### What the task requires
Leaving nothing out, set down all the data exactly.

[Collected data entries]
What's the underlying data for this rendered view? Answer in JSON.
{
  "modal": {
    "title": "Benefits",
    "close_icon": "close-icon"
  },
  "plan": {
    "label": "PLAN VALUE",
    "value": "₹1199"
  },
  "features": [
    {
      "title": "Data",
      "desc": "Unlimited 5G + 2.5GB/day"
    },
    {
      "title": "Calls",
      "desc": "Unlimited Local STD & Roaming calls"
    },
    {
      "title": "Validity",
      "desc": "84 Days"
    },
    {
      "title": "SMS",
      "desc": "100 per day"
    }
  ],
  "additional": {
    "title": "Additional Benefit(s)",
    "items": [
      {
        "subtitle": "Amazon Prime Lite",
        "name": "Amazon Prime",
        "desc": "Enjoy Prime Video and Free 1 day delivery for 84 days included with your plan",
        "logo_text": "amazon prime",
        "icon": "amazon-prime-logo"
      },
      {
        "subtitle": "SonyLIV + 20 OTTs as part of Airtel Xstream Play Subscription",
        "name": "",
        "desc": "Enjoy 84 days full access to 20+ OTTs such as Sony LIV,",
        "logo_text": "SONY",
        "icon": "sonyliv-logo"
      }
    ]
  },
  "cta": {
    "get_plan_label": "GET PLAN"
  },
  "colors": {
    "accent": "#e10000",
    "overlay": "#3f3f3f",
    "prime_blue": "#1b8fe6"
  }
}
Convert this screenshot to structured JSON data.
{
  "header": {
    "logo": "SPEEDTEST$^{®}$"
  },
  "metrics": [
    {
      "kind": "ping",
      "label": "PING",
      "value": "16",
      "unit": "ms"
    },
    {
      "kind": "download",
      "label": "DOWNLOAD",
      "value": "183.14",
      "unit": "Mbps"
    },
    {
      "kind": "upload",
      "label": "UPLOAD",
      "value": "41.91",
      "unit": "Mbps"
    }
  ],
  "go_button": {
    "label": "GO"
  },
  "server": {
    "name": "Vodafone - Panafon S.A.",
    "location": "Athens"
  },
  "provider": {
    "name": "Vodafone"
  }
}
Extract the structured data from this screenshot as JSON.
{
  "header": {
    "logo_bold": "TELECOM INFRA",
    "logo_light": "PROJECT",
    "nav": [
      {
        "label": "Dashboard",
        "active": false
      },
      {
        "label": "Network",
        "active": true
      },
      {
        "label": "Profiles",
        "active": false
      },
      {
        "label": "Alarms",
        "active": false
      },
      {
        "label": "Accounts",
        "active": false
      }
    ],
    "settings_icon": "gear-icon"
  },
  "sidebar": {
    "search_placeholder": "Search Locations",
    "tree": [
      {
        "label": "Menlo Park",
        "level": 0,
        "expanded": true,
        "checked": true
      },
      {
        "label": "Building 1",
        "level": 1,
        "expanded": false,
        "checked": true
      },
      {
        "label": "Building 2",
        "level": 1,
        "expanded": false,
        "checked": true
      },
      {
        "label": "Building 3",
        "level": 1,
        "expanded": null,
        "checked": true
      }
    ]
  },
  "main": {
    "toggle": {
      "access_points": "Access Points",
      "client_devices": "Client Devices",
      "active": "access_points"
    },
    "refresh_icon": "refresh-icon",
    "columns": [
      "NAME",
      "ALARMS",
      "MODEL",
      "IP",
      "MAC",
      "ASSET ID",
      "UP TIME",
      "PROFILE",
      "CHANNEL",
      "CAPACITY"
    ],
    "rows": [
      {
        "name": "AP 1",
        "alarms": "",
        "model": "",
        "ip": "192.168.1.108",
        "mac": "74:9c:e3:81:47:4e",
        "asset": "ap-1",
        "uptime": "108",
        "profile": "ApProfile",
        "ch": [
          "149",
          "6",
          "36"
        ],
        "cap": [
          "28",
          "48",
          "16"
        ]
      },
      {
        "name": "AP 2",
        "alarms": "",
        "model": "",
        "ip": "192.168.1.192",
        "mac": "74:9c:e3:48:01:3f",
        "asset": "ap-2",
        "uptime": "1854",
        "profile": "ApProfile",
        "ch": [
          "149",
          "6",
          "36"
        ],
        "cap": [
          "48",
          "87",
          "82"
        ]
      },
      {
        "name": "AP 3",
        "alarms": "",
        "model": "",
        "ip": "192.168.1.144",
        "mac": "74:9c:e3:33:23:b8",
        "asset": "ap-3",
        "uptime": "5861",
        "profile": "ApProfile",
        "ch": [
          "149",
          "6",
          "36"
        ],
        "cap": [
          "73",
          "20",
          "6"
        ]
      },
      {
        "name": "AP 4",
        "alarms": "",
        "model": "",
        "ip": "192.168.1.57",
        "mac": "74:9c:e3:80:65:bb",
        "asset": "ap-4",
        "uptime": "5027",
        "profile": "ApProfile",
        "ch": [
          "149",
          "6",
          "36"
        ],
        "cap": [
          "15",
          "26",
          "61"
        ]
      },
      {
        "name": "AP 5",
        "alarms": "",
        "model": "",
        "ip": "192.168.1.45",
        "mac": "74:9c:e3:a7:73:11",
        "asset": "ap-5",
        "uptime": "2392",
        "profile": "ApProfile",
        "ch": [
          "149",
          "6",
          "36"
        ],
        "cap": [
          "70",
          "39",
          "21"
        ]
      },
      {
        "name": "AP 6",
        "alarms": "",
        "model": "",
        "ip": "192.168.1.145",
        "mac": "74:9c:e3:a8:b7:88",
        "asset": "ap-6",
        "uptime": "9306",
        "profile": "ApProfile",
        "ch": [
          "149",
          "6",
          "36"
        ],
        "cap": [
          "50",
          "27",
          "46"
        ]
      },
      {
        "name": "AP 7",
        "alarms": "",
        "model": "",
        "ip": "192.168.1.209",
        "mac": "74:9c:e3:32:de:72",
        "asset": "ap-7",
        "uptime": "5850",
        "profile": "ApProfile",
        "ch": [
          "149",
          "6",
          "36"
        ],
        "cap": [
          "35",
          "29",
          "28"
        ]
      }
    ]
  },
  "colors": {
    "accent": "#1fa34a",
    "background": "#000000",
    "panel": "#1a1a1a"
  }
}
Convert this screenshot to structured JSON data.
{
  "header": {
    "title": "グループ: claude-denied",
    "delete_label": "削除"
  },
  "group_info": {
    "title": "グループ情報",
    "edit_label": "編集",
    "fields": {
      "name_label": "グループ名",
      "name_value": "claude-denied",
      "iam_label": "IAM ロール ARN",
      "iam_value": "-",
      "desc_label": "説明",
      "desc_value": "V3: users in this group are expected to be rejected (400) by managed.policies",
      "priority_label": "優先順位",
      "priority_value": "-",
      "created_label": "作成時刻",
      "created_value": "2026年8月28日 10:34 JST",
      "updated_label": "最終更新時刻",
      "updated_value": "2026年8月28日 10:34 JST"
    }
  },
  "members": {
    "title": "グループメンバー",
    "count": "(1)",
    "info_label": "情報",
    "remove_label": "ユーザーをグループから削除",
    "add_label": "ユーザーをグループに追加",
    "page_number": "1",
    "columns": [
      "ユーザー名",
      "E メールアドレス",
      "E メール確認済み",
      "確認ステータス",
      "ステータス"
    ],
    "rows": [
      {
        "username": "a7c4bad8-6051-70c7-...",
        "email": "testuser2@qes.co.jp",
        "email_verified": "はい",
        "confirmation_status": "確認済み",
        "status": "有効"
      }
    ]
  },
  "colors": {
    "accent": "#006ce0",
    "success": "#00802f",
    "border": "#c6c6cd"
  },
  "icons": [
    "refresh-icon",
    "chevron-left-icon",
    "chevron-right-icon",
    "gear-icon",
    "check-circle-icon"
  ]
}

### Output for this task
What's the underlying data for this rendered view? Answer in JSON.
{
  "modal": {
    "title": "Benefits",
    "close_icon": "close-icon"
  },
  "plan": {
    "label": "PLAN VALUE",
    "value": "₹1199"
  },
  "features": [
    {
      "title": "Data",
      "desc": "Unlimited 5G + 2.5GB/day"
    },
    {
      "title": "Calls",
      "desc": "Unlimited Local STD & Roaming calls"
    },
    {
      "title": "Validity",
      "desc": "84 Days"
    },
    {
      "title": "SMS",
      "desc": "100 per day"
    }
  ],
  "additional": {
    "title": "Additional Benefit(s)",
    "items": [
      {
        "subtitle": "Amazon Prime Lite",
        "name": "Amazon Prime",
        "desc": "Enjoy Prime Video and Free 1 day delivery for 84 days included with your plan",
        "logo_text": "amazon prime",
        "icon": "amazon-prime-logo"
      },
      {
        "subtitle": "SonyLIV + 20 OTTs as part of Airtel Xstream Play Subscription",
        "name": "",
        "desc": "Enjoy 84 days full access to 20+ OTTs such as Sony LIV,",
        "logo_text": "SONY",
        "icon": "sonyliv-logo"
      }
    ]
  },
  "cta": {
    "get_plan_label": "GET PLAN"
  },
  "colors": {
    "accent": "#e10000",
    "overlay": "#3f3f3f",
    "prime_blue": "#1b8fe6"
  }
}
Convert this screenshot to structured JSON data.
{
  "header": {
    "logo": "SPEEDTEST$^{®}$"
  },
  "metrics": [
    {
      "kind": "ping",
      "label": "PING",
      "value": "16",
      "unit": "ms"
    },
    {
      "kind": "download",
      "label": "DOWNLOAD",
      "value": "183.14",
      "unit": "Mbps"
    },
    {
      "kind": "upload",
      "label": "UPLOAD",
      "value": "41.91",
      "unit": "Mbps"
    }
  ],
  "go_button": {
    "label": "GO"
  },
  "server": {
    "name": "Vodafone - Panafon S.A.",
    "location": "Athens"
  },
  "provider": {
    "name": "Vodafone"
  }
}
Extract the structured data from this screenshot as JSON.
{
  "header": {
    "logo_bold": "TELECOM INFRA",
    "logo_light": "PROJECT",
    "nav": [
      {
        "label": "Dashboard",
        "active": false
      },
      {
        "label": "Network",
        "active": true
      },
      {
        "label": "Profiles",
        "active": false
      },
      {
        "label": "Alarms",
        "active": false
      },
      {
        "label": "Accounts",
        "active": false
      }
    ],
    "settings_icon": "gear-icon"
  },
  "sidebar": {
    "search_placeholder": "Search Locations",
    "tree": [
      {
        "label": "Menlo Park",
        "level": 0,
        "expanded": true,
        "checked": true
      },
      {
        "label": "Building 1",
        "level": 1,
        "expanded": false,
        "checked": true
      },
      {
        "label": "Building 2",
        "level": 1,
        "expanded": false,
        "checked": true
      },
      {
        "label": "Building 3",
        "level": 1,
        "expanded": null,
        "checked": true
      }
    ]
  },
  "main": {
    "toggle": {
      "access_points": "Access Points",
      "client_devices": "Client Devices",
      "active": "access_points"
    },
    "refresh_icon": "refresh-icon",
    "columns": [
      "NAME",
      "ALARMS",
      "MODEL",
      "IP",
      "MAC",
      "ASSET ID",
      "UP TIME",
      "PROFILE",
      "CHANNEL",
      "CAPACITY"
    ],
    "rows": [
      {
        "name": "AP 1",
        "alarms": "",
        "model": "",
        "ip": "192.168.1.108",
        "mac": "74:9c:e3:81:47:4e",
        "asset": "ap-1",
        "uptime": "108",
        "profile": "ApProfile",
        "ch": [
          "149",
          "6",
          "36"
        ],
        "cap": [
          "28",
          "48",
          "16"
        ]
      },
      {
        "name": "AP 2",
        "alarms": "",
        "model": "",
        "ip": "192.168.1.192",
        "mac": "74:9c:e3:48:01:3f",
        "asset": "ap-2",
        "uptime": "1854",
        "profile": "ApProfile",
        "ch": [
          "149",
          "6",
          "36"
        ],
        "cap": [
          "48",
          "87",
          "82"
        ]
      },
      {
        "name": "AP 3",
        "alarms": "",
        "model": "",
        "ip": "192.168.1.144",
        "mac": "74:9c:e3:33:23:b8",
        "asset": "ap-3",
        "uptime": "5861",
        "profile": "ApProfile",
        "ch": [
          "149",
          "6",
          "36"
        ],
        "cap": [
          "73",
          "20",
          "6"
        ]
      },
      {
        "name": "AP 4",
        "alarms": "",
        "model": "",
        "ip": "192.168.1.57",
        "mac": "74:9c:e3:80:65:bb",
        "asset": "ap-4",
        "uptime": "5027",
        "profile": "ApProfile",
        "ch": [
          "149",
          "6",
          "36"
        ],
        "cap": [
          "15",
          "26",
          "61"
        ]
      },
      {
        "name": "AP 5",
        "alarms": "",
        "model": "",
        "ip": "192.168.1.45",
        "mac": "74:9c:e3:a7:73:11",
        "asset": "ap-5",
        "uptime": "2392",
        "profile": "ApProfile",
        "ch": [
          "149",
          "6",
          "36"
        ],
        "cap": [
          "70",
          "39",
          "21"
        ]
      },
      {
        "name": "AP 6",
        "alarms": "",
        "model": "",
        "ip": "192.168.1.145",
        "mac": "74:9c:e3:a8:b7:88",
        "asset": "ap-6",
        "uptime": "9306",
        "profile": "ApProfile",
        "ch": [
          "149",
          "6",
          "36"
        ],
        "cap": [
          "50",
          "27",
          "46"
        ]
      },
      {
        "name": "AP 7",
        "alarms": "",
        "model": "",
        "ip": "192.168.1.209",
        "mac": "74:9c:e3:32:de:72",
        "asset": "ap-7",
        "uptime": "5850",
        "profile": "ApProfile",
        "ch": [
          "149",
          "6",
          "36"
        ],
        "cap": [
          "35",
          "29",
          "28"
        ]
      }
    ]
  },
  "colors": {
    "accent": "#1fa34a",
    "background": "#000000",
    "panel": "#1a1a1a"
  }
}
Convert this screenshot to structured JSON data.
{
  "header": {
    "title": "グループ: claude-denied",
    "delete_label": "削除"
  },
  "group_info": {
    "title": "グループ情報",
    "edit_label": "編集",
    "fields": {
      "name_label": "グループ名",
      "name_value": "claude-denied",
      "iam_label": "IAM ロール ARN",
      "iam_value": "-",
      "desc_label": "説明",
      "desc_value": "V3: users in this group are expected to be rejected (400) by managed.policies",
      "priority_label": "優先順位",
      "priority_value": "-",
      "created_label": "作成時刻",
      "created_value": "2026年8月28日 10:34 JST",
      "updated_label": "最終更新時刻",
      "updated_value": "2026年8月28日 10:34 JST"
    }
  },
  "members": {
    "title": "グループメンバー",
    "count": "(1)",
    "info_label": "情報",
    "remove_label": "ユーザーをグループから削除",
    "add_label": "ユーザーをグループに追加",
    "page_number": "1",
    "columns": [
      "ユーザー名",
      "E メールアドレス",
      "E メール確認済み",
      "確認ステータス",
      "ステータス"
    ],
    "rows": [
      {
        "username": "a7c4bad8-6051-70c7-...",
        "email": "testuser2@qes.co.jp",
        "email_verified": "はい",
        "confirmation_status": "確認済み",
        "status": "有効"
      }
    ]
  },
  "colors": {
    "accent": "#006ce0",
    "success": "#00802f",
    "border": "#c6c6cd"
  },
  "icons": [
    "refresh-icon",
    "chevron-left-icon",
    "chevron-right-icon",
    "gear-icon",
    "check-circle-icon"
  ]
}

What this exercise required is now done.